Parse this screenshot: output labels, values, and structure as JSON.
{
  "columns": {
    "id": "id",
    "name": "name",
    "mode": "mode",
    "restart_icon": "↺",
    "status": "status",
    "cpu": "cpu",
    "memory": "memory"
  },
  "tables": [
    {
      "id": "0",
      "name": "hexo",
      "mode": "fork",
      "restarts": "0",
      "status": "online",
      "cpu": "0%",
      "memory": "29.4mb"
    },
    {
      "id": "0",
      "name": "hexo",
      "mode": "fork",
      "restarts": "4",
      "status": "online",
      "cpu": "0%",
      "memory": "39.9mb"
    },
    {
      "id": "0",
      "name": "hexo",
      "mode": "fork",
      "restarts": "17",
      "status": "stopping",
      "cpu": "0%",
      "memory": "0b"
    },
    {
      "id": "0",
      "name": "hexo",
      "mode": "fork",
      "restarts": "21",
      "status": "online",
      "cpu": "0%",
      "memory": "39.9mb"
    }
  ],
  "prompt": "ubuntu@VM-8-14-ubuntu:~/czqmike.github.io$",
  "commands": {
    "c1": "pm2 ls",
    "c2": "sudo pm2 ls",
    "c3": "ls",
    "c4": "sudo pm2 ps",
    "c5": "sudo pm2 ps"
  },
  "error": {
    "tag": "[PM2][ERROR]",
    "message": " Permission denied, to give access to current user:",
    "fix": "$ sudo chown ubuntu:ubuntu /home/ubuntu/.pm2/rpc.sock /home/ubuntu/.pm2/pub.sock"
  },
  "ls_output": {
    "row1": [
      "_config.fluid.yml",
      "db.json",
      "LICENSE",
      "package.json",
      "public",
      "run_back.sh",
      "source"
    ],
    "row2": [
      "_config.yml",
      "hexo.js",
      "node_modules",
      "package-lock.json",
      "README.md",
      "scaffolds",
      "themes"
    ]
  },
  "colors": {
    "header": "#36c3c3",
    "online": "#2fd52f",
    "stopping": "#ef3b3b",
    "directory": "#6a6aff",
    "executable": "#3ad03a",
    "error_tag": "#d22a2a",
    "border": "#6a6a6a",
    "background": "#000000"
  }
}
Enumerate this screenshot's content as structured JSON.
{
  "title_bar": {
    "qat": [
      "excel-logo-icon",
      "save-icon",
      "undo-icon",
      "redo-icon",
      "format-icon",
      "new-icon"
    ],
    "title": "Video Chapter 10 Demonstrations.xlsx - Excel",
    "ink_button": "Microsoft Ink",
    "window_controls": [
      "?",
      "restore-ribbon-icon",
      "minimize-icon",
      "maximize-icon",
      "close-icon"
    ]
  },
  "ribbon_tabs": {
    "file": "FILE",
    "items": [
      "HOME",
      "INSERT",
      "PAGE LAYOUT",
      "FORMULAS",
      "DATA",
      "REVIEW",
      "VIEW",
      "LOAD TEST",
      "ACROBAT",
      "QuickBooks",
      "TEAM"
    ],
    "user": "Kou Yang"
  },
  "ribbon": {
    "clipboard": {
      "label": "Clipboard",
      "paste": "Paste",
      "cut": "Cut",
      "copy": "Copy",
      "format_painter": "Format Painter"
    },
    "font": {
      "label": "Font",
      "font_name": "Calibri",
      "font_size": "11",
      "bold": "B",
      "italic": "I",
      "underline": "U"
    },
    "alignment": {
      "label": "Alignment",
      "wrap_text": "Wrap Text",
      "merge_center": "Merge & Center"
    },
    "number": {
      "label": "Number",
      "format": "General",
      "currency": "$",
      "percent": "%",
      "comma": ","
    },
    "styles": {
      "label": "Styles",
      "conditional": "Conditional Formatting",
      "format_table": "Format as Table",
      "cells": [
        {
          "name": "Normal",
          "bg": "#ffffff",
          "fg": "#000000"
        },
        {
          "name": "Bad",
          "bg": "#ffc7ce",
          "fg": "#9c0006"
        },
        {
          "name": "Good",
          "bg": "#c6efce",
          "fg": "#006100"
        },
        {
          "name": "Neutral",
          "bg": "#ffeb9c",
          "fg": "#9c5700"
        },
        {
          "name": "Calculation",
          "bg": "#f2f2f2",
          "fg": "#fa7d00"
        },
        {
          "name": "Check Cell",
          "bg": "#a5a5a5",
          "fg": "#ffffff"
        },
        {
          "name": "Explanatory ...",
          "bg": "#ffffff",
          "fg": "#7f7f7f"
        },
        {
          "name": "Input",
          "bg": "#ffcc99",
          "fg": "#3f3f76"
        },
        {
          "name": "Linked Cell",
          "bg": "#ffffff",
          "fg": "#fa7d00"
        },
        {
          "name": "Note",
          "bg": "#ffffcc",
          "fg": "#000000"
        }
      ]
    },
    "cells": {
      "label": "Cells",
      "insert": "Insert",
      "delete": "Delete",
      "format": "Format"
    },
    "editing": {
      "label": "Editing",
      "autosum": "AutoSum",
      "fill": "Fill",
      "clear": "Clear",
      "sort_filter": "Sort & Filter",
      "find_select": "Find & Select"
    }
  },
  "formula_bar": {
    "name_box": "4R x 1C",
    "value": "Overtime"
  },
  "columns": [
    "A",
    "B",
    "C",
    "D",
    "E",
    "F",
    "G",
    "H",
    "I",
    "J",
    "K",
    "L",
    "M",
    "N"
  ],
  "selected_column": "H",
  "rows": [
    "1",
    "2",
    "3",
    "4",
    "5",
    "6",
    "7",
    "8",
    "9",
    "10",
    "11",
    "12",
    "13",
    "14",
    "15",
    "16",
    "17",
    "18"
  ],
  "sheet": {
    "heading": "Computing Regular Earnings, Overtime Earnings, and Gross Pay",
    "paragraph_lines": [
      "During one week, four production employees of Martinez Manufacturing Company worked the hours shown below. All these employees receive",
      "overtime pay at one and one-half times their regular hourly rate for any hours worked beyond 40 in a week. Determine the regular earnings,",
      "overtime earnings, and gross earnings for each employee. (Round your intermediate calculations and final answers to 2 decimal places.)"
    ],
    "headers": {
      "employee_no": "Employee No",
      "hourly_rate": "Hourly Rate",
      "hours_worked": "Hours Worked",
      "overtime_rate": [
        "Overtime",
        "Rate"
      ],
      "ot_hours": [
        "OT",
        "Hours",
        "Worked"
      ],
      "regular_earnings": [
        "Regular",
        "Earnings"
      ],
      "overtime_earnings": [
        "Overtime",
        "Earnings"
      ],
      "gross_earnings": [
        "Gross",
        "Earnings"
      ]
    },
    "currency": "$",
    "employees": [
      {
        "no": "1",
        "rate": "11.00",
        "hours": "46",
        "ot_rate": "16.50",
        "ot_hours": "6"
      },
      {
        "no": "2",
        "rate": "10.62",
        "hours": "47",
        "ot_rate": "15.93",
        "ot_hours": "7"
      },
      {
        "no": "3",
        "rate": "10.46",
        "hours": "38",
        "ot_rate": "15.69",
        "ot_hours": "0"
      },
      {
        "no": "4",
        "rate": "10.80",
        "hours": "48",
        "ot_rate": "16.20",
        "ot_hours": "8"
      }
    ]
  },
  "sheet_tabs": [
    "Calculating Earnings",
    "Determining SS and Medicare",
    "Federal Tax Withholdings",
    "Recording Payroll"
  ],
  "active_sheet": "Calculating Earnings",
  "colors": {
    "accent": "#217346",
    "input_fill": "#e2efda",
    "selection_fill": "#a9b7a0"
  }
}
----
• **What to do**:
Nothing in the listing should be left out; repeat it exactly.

• **Finished task**:
Parse this screenshot: output labels, values, and structure as JSON.
{
  "columns": {
    "id": "id",
    "name": "name",
    "mode": "mode",
    "restart_icon": "↺",
    "status": "status",
    "cpu": "cpu",
    "memory": "memory"
  },
  "tables": [
    {
      "id": "0",
      "name": "hexo",
      "mode": "fork",
      "restarts": "0",
      "status": "online",
      "cpu": "0%",
      "memory": "29.4mb"
    },
    {
      "id": "0",
      "name": "hexo",
      "mode": "fork",
      "restarts": "4",
      "status": "online",
      "cpu": "0%",
      "memory": "39.9mb"
    },
    {
      "id": "0",
      "name": "hexo",
      "mode": "fork",
      "restarts": "17",
      "status": "stopping",
      "cpu": "0%",
      "memory": "0b"
    },
    {
      "id": "0",
      "name": "hexo",
      "mode": "fork",
      "restarts": "21",
      "status": "online",
      "cpu": "0%",
      "memory": "39.9mb"
    }
  ],
  "prompt": "ubuntu@VM-8-14-ubuntu:~/czqmike.github.io$",
  "commands": {
    "c1": "pm2 ls",
    "c2": "sudo pm2 ls",
    "c3": "ls",
    "c4": "sudo pm2 ps",
    "c5": "sudo pm2 ps"
  },
  "error": {
    "tag": "[PM2][ERROR]",
    "message": " Permission denied, to give access to current user:",
    "fix": "$ sudo chown ubuntu:ubuntu /home/ubuntu/.pm2/rpc.sock /home/ubuntu/.pm2/pub.sock"
  },
  "ls_output": {
    "row1": [
      "_config.fluid.yml",
      "db.json",
      "LICENSE",
      "package.json",
      "public",
      "run_back.sh",
      "source"
    ],
    "row2": [
      "_config.yml",
      "hexo.js",
      "node_modules",
      "package-lock.json",
      "README.md",
      "scaffolds",
      "themes"
    ]
  },
  "colors": {
    "header": "#36c3c3",
    "online": "#2fd52f",
    "stopping": "#ef3b3b",
    "directory": "#6a6aff",
    "executable": "#3ad03a",
    "error_tag": "#d22a2a",
    "border": "#6a6a6a",
    "background": "#000000"
  }
}
Enumerate this screenshot's content as structured JSON.
{
  "title_bar": {
    "qat": [
      "excel-logo-icon",
      "save-icon",
      "undo-icon",
      "redo-icon",
      "format-icon",
      "new-icon"
    ],
    "title": "Video Chapter 10 Demonstrations.xlsx - Excel",
    "ink_button": "Microsoft Ink",
    "window_controls": [
      "?",
      "restore-ribbon-icon",
      "minimize-icon",
      "maximize-icon",
      "close-icon"
    ]
  },
  "ribbon_tabs": {
    "file": "FILE",
    "items": [
      "HOME",
      "INSERT",
      "PAGE LAYOUT",
      "FORMULAS",
      "DATA",
      "REVIEW",
      "VIEW",
      "LOAD TEST",
      "ACROBAT",
      "QuickBooks",
      "TEAM"
    ],
    "user": "Kou Yang"
  },
  "ribbon": {
    "clipboard": {
      "label": "Clipboard",
      "paste": "Paste",
      "cut": "Cut",
      "copy": "Copy",
      "format_painter": "Format Painter"
    },
    "font": {
      "label": "Font",
      "font_name": "Calibri",
      "font_size": "11",
      "bold": "B",
      "italic": "I",
      "underline": "U"
    },
    "alignment": {
      "label": "Alignment",
      "wrap_text": "Wrap Text",
      "merge_center": "Merge & Center"
    },
    "number": {
      "label": "Number",
      "format": "General",
      "currency": "$",
      "percent": "%",
      "comma": ","
    },
    "styles": {
      "label": "Styles",
      "conditional": "Conditional Formatting",
      "format_table": "Format as Table",
      "cells": [
        {
          "name": "Normal",
          "bg": "#ffffff",
          "fg": "#000000"
        },
        {
          "name": "Bad",
          "bg": "#ffc7ce",
          "fg": "#9c0006"
        },
        {
          "name": "Good",
          "bg": "#c6efce",
          "fg": "#006100"
        },
        {
          "name": "Neutral",
          "bg": "#ffeb9c",
          "fg": "#9c5700"
        },
        {
          "name": "Calculation",
          "bg": "#f2f2f2",
          "fg": "#fa7d00"
        },
        {
          "name": "Check Cell",
          "bg": "#a5a5a5",
          "fg": "#ffffff"
        },
        {
          "name": "Explanatory ...",
          "bg": "#ffffff",
          "fg": "#7f7f7f"
        },
        {
          "name": "Input",
          "bg": "#ffcc99",
          "fg": "#3f3f76"
        },
        {
          "name": "Linked Cell",
          "bg": "#ffffff",
          "fg": "#fa7d00"
        },
        {
          "name": "Note",
          "bg": "#ffffcc",
          "fg": "#000000"
        }
      ]
    },
    "cells": {
      "label": "Cells",
      "insert": "Insert",
      "delete": "Delete",
      "format": "Format"
    },
    "editing": {
      "label": "Editing",
      "autosum": "AutoSum",
      "fill": "Fill",
      "clear": "Clear",
      "sort_filter": "Sort & Filter",
      "find_select": "Find & Select"
    }
  },
  "formula_bar": {
    "name_box": "4R x 1C",
    "value": "Overtime"
  },
  "columns": [
    "A",
    "B",
    "C",
    "D",
    "E",
    "F",
    "G",
    "H",
    "I",
    "J",
    "K",
    "L",
    "M",
    "N"
  ],
  "selected_column": "H",
  "rows": [
    "1",
    "2",
    "3",
    "4",
    "5",
    "6",
    "7",
    "8",
    "9",
    "10",
    "11",
    "12",
    "13",
    "14",
    "15",
    "16",
    "17",
    "18"
  ],
  "sheet": {
    "heading": "Computing Regular Earnings, Overtime Earnings, and Gross Pay",
    "paragraph_lines": [
      "During one week, four production employees of Martinez Manufacturing Company worked the hours shown below. All these employees receive",
      "overtime pay at one and one-half times their regular hourly rate for any hours worked beyond 40 in a week. Determine the regular earnings,",
      "overtime earnings, and gross earnings for each employee. (Round your intermediate calculations and final answers to 2 decimal places.)"
    ],
    "headers": {
      "employee_no": "Employee No",
      "hourly_rate": "Hourly Rate",
      "hours_worked": "Hours Worked",
      "overtime_rate": [
        "Overtime",
        "Rate"
      ],
      "ot_hours": [
        "OT",
        "Hours",
        "Worked"
      ],
      "regular_earnings": [
        "Regular",
        "Earnings"
      ],
      "overtime_earnings": [
        "Overtime",
        "Earnings"
      ],
      "gross_earnings": [
        "Gross",
        "Earnings"
      ]
    },
    "currency": "$",
    "employees": [
      {
        "no": "1",
        "rate": "11.00",
        "hours": "46",
        "ot_rate": "16.50",
        "ot_hours": "6"
      },
      {
        "no": "2",
        "rate": "10.62",
        "hours": "47",
        "ot_rate": "15.93",
        "ot_hours": "7"
      },
      {
        "no": "3",
        "rate": "10.46",
        "hours": "38",
        "ot_rate": "15.69",
        "ot_hours": "0"
      },
      {
        "no": "4",
        "rate": "10.80",
        "hours": "48",
        "ot_rate": "16.20",
        "ot_hours": "8"
      }
    ]
  },
  "sheet_tabs": [
    "Calculating Earnings",
    "Determining SS and Medicare",
    "Federal Tax Withholdings",
    "Recording Payroll"
  ],
  "active_sheet": "Calculating Earnings",
  "colors": {
    "accent": "#217346",
    "input_fill": "#e2efda",
    "selection_fill": "#a9b7a0"
  }
}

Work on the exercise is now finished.